salesforce.com (NYSE:CRM) did it again. After posting another quarter of rapid growth, management had to revisit its full-year guidance, raising its expectations for total fiscal 2018 revenue for the fourth time in a row.

As investors consider the implications of the customer relationship management company's third-quarter results for fiscal 2018, it's worth looking at what management said in its earnings call. During the call, it emphasized the importance of AI, provided insight into how it is attracting new customers, and more.

Here are four key takeaways from the earnings call.

A line chart showing salesforce.com's rising share of global CRM revenue

Market share of global CRM applications revenue puts Salesforce as the worldwide leader. Chart source: Salesforce.com. Data source: IDC.

 

1. AI remains key to Salesforce's growth story

Salesforce management reiterated what it emphasized last quarter: Artificial intelligence (AI) is key to its plans to reinforce its leadership position in CRM.

Since releasing its Einstein AI integration a year ago, AI's adoption with its customers has been "tremendous," management said. Specifically, Quip co-founder and Salesforce's new chief product officer, Bret Taylor, said (via an S&P Global Market Intelligence transcript) that AI does a great job of demonstrating the usefulness of the cloud to its customers:

I think the artificial intelligence in the features we're launching with Einstein perfectly capture the power of the cloud. Our customers don't need to buy new hardware. With every release, they get these new capabilities automatically. And that is the power of the cloud. We are constantly rearchitecting our systems to incorporate the latest and greatest technologies that our customers can use to transform their businesses.

2. Salesforce's momentum with new customers

The company has grown as rapidly as it has by continually launching new products to serve specific industries. This approach, which Salesforce refers to as "speaking the language of our customers," is giving Salesforce "incredible momentum" with customer acquisition, explained COO Keith Block. "In fact, 57% of customers who buy our industry products are brand new to Salesforce," Block said.

He went on to cite a specific example of what speaking the language of its customers looks like: "[I]n Q3, we launched the Financial Services Cloud for retail banking to enable banks to deliver highly personalized, intelligent and connected banking experiences for their consumers."

3. Gaining ground in big pharma

One industry that highlights how Salesforce is acquiring new customers and how it can evolve into the go-to cloud solution for CRM in a given industry is pharmaceuticals.

Block noted:

Last quarter, I mentioned that 15 of the world's 20 largest pharmaceutical companies rely on Salesforce, and this quarter, we added another marquee customer to that list. And incredibly, we deepened our relationships with 13
of those firms.

4. What's driving Salesforce's Marketing Cloud?

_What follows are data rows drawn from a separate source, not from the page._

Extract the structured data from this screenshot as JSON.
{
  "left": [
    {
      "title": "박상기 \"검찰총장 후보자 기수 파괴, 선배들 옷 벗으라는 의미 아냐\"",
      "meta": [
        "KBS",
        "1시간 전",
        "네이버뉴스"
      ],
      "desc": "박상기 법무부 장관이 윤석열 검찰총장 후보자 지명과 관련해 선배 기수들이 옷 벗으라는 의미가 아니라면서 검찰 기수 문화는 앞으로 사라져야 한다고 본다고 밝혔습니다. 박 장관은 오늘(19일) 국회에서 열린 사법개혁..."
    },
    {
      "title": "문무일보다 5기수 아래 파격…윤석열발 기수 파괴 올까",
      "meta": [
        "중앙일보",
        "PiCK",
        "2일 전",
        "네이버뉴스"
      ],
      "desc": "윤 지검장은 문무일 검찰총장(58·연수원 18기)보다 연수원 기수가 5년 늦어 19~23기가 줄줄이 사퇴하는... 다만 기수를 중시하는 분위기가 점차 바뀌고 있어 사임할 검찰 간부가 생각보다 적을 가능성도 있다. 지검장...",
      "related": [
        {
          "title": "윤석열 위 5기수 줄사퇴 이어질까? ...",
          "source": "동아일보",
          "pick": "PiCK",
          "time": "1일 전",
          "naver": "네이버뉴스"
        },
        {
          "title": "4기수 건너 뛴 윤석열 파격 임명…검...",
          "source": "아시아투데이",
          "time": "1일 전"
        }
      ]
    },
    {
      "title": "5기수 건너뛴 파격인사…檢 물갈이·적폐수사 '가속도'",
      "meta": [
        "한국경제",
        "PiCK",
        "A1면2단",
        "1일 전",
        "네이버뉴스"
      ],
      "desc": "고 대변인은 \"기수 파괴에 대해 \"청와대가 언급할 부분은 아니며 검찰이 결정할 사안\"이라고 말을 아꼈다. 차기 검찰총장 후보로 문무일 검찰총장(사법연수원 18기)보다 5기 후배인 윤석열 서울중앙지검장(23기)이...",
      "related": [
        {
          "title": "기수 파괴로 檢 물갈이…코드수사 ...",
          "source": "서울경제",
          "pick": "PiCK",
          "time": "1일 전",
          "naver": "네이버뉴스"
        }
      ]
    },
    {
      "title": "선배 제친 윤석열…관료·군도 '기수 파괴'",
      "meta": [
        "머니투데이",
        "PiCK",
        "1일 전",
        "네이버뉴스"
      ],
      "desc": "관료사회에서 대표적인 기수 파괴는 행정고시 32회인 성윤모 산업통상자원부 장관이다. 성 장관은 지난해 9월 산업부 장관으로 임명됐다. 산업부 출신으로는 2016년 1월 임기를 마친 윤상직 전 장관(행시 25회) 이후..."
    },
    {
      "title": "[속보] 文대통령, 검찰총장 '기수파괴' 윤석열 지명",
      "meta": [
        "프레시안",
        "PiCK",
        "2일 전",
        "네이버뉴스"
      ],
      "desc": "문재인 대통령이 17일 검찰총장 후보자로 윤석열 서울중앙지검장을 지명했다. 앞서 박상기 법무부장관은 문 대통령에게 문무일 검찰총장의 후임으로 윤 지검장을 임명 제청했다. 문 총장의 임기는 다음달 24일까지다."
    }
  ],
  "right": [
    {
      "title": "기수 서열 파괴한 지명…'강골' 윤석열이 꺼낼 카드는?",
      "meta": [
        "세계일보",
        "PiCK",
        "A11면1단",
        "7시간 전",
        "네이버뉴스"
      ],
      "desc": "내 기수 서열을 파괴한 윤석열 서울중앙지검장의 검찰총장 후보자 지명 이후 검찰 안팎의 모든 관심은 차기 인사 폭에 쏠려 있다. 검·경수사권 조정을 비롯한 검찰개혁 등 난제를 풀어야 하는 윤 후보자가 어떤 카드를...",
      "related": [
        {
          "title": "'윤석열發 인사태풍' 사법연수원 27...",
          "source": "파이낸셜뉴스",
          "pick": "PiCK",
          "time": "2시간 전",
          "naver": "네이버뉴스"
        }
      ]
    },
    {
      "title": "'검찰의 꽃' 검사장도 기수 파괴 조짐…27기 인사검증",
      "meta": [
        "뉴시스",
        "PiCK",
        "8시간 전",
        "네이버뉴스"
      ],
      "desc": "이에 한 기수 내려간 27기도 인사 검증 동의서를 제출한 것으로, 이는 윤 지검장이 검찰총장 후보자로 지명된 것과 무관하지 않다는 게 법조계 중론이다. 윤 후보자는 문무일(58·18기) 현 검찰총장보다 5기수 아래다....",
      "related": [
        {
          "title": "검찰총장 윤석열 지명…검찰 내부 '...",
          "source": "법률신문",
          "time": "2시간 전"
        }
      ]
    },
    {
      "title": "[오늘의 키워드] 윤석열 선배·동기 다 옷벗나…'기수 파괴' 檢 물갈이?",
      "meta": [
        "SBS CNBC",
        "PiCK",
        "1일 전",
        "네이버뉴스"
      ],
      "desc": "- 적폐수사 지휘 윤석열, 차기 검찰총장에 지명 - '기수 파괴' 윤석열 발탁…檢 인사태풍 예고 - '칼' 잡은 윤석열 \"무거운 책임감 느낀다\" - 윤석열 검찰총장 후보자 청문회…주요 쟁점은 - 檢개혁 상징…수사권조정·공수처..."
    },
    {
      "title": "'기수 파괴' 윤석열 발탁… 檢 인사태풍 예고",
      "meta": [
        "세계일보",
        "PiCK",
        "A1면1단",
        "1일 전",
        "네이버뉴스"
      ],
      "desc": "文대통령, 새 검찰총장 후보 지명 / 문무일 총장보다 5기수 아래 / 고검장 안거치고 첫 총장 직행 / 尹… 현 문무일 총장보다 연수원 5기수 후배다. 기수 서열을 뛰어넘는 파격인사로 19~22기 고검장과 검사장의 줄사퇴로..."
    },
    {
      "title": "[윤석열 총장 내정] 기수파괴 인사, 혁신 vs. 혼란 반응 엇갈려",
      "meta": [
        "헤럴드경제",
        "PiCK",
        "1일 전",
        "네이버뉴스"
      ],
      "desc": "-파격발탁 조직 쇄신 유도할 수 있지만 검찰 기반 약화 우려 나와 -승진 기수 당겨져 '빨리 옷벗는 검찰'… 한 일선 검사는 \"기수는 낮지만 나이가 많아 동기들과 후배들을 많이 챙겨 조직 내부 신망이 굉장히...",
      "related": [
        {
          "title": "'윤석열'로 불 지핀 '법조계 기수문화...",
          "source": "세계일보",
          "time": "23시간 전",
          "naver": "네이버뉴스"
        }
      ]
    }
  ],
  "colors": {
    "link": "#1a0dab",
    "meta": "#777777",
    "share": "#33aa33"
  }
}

A key catalyst during the quarter was Salesforce's Marketing Cloud -- one of the clouds across its subscription and support segment. Subscription and support revenue increased 25% year over year, but Marketing Cloud revenue, which includes Salesforce's acquisition of Demandware last year (now called Commerce Cloud), was up 40% year over year. And as management was careful to remind investors in its third-quarter earnings call, this growth was purely organic since "it's the first full quarter comparison with Commerce Cloud in the base period."

But what's driving such rapid growth in Salesforce's marketing cloud? Taylor said Salesforce's unique ability to provide marketing platforms that simultaneously serve scalable business-to-business and business-to-consumer CRM solutions is key.

The reason our vendors -- the reason our partners are choosing us as their vendor is because we offer a platform that can do both now and also grow them in the future. And it's really unique in these capabilities to truly provide that single view of the customer whether or not you -- they bought their product directly or indirectly. And it's something I think is a real strategic advantage for our product line and the area that we're investing in primarily.

As Salesforce demonstrates strong growth in various segments, prowess in customer acquisition, and well-timed investments in growth opportunities such as AI and Marketing Cloud enhancements, the CRM giant looks poised to maintain its leadership position -- and probably continue to gain market share.

Daniel Sparks has no position in any of the stocks mentioned. The Motley Fool owns shares of Oracle. The Motley Fool recommends Salesforce.com. The Motley Fool has a disclosure policy.